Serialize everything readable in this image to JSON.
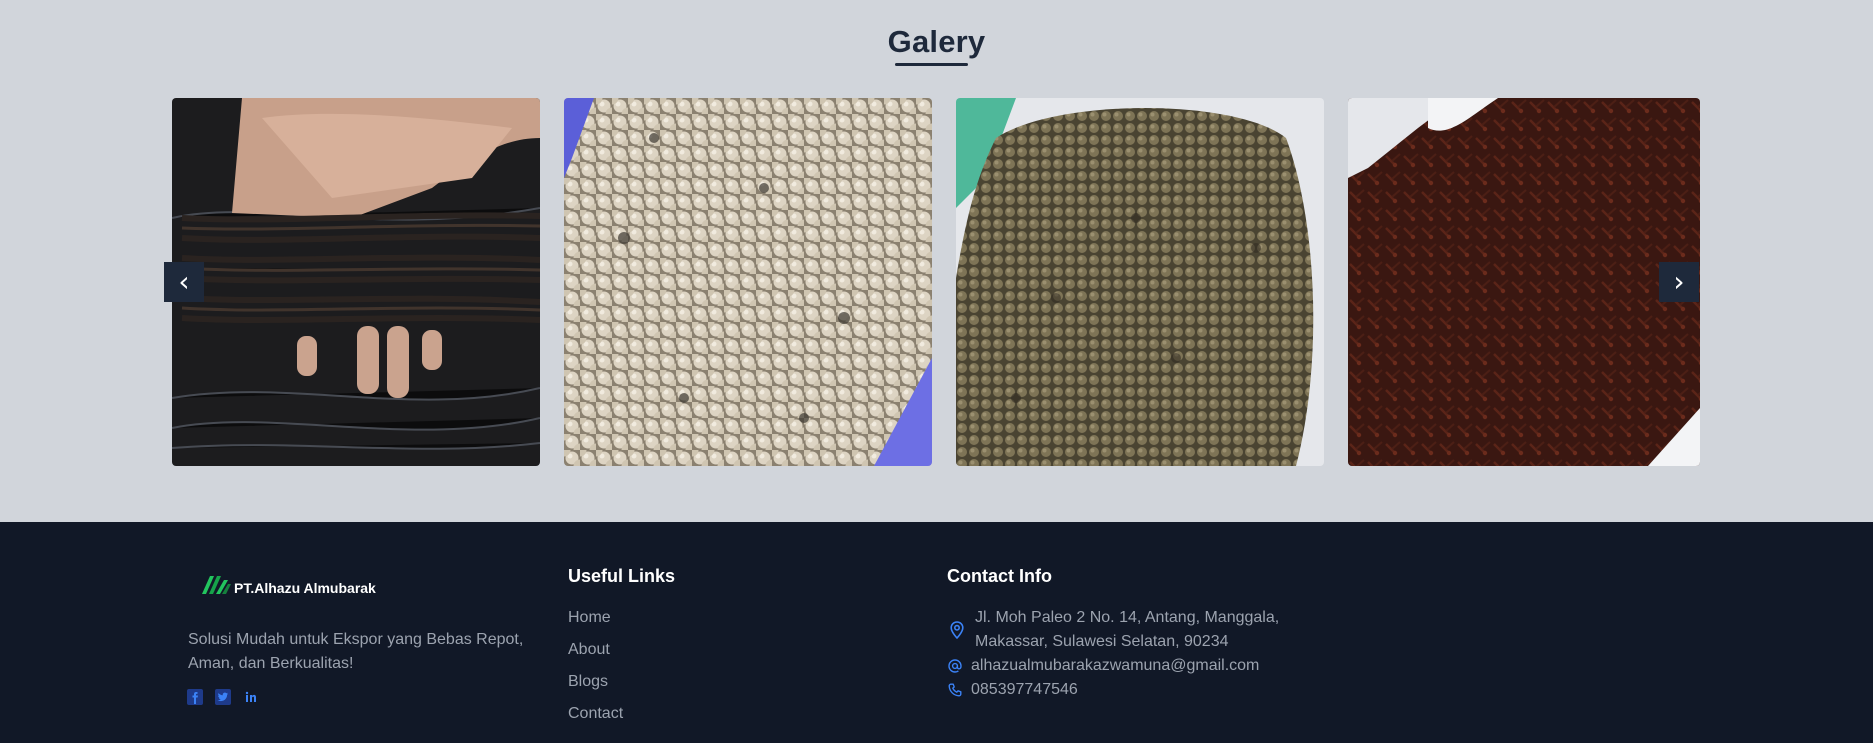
{
  "gallery": {
    "title": "Galery",
    "prev_label": "‹",
    "next_label": "›",
    "images": [
      {
        "subject": "vanilla beans in hand"
      },
      {
        "subject": "white pepper"
      },
      {
        "subject": "dried pepper seeds"
      },
      {
        "subject": "cloves"
      }
    ]
  },
  "footer": {
    "brand": "PT.Alhazu Almubarak",
    "tagline": "Solusi Mudah untuk Ekspor yang Bebas Repot, Aman, dan Berkualitas!",
    "socials": [
      "facebook-icon",
      "twitter-icon",
      "linkedin-icon"
    ],
    "useful_links": {
      "title": "Useful Links",
      "items": [
        "Home",
        "About",
        "Blogs",
        "Contact"
      ]
    },
    "contact": {
      "title": "Contact Info",
      "address": "Jl. Moh Paleo 2 No. 14, Antang, Manggala, Makassar, Sulawesi Selatan, 90234",
      "email": "alhazualmubarakazwamuna@gmail.com",
      "phone": "085397747546"
    }
  },
  "colors": {
    "section_bg": "#d1d5db",
    "footer_bg": "#111827",
    "heading": "#1e293b",
    "accent_icon": "#3b82f6",
    "logo_green": "#22c55e"
  }
}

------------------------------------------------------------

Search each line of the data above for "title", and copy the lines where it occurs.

_Task output_:
    "title": "Galery",
      "title": "Useful Links",
      "title": "Contact Info",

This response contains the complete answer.